The translation lookaside buffer is a high-speed memory page cache for virtual to physical address translation. It follows the local principle to avoid time consuming lookups for recently used pages. But what happened in a virtual environment (e.g. kvm, xen, vmware)? Host mappings are not coherent to the guest and vice versa. Each guest has it's own address space, the mapping table cannot be re-used in another guest (or host). Therefore first generation VMs like Intel Core 2 (VMX) flush the TLB on each vm-enter (resume) and vm-exit.
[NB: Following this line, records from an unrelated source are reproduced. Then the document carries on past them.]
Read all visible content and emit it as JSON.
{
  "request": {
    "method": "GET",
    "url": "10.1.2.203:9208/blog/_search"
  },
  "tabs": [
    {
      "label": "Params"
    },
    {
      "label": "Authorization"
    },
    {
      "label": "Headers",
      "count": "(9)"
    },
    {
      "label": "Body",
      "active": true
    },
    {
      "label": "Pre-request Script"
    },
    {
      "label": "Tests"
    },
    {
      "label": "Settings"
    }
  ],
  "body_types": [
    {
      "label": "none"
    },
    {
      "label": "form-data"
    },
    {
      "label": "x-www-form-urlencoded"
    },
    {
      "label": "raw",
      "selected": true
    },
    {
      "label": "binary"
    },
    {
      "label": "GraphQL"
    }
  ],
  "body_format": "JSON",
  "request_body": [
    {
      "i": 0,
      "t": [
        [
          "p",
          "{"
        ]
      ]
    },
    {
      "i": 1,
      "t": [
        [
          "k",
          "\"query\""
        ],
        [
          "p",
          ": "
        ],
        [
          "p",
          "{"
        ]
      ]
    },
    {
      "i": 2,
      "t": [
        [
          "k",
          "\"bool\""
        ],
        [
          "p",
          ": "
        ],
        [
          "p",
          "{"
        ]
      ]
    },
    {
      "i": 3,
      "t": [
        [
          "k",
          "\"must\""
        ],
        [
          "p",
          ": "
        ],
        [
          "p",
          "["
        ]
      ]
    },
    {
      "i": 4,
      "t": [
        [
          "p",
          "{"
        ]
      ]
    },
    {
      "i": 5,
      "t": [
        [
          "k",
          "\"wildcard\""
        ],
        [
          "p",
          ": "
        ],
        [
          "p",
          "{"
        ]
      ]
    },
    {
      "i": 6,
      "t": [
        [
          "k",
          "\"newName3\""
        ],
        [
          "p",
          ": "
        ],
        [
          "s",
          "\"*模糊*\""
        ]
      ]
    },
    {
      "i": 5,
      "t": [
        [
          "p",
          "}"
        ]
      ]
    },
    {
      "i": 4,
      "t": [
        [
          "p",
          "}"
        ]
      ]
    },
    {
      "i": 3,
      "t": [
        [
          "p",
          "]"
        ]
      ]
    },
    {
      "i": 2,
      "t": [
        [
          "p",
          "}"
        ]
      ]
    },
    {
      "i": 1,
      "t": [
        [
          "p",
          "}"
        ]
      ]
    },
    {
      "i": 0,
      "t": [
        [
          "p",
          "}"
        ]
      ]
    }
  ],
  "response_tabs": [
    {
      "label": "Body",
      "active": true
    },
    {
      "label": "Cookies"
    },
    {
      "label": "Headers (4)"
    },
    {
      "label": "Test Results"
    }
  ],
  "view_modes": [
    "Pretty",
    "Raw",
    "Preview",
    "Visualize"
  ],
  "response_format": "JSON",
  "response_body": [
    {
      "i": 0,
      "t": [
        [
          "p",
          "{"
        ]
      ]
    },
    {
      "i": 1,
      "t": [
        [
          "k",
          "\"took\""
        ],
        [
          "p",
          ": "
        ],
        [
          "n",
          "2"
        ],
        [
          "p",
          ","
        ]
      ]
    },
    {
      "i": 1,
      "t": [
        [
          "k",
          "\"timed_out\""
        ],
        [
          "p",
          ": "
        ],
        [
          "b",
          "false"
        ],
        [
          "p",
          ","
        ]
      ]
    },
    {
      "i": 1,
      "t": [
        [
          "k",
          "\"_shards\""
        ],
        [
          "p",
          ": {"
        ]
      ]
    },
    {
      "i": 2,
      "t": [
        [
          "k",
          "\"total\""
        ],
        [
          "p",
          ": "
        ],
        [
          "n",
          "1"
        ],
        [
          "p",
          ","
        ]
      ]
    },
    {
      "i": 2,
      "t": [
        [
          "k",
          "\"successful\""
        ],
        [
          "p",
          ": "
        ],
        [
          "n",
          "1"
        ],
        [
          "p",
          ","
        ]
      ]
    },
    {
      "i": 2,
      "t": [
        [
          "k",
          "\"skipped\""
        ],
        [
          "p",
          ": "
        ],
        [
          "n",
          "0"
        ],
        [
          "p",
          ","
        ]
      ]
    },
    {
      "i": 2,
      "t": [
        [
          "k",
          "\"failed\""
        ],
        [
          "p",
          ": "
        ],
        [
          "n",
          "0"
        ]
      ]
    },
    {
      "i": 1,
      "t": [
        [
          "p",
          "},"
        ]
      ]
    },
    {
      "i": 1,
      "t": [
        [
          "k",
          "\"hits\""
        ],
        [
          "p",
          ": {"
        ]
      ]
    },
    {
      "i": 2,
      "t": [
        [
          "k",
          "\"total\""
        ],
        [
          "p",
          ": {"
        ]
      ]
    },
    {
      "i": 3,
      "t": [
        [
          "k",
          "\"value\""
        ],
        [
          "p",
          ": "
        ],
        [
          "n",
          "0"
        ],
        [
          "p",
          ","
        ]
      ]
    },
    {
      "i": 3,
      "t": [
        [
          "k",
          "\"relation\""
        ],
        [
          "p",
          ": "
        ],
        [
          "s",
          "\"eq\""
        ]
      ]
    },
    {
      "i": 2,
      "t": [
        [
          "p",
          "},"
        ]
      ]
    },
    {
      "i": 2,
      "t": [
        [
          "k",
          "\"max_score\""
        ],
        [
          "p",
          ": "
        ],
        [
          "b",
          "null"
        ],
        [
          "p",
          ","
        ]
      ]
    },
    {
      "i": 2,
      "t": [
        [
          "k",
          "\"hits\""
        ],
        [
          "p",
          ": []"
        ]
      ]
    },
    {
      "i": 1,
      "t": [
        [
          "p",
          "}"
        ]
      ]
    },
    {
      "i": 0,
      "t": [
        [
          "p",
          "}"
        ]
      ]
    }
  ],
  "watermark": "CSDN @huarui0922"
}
But flushing the TLB is a show-stopper, it is one of the most critical components in a modern CPU. The relevant code for Linux is located under arch/x86/kvm/x86.c:vcpu_enter_guest().
But Intel engineers started to think about that. Intel Nehalem TLB entries have changed by introducing a Virtual Processor ID. So each TLB entry is tagged with this ID. VPID's are not specified by the CPU, they are allocated by the hypervisor whereas the host VPID is 0. Starting with Intel Nehalem the TLB must not be flushed. When a process tries to access a mapping where the actual VPID does not match with the TLB entry VPID a standard TLB miss occur. Some Intel numbers show that the latency performance gain is 40% for a VM round trip transition compared to Meron, a Intel Core 2.
Current Kernel (at least e56c57d0d3fdb from net-next) provides no VIDS for nested VM's. This is no limitation of Intel's concept (arch/x86/kvm/vmx.c:prepare_vmcs02()). It is rather a proof that nested VMs are not in wide-use and nobody seems to miss that behavior.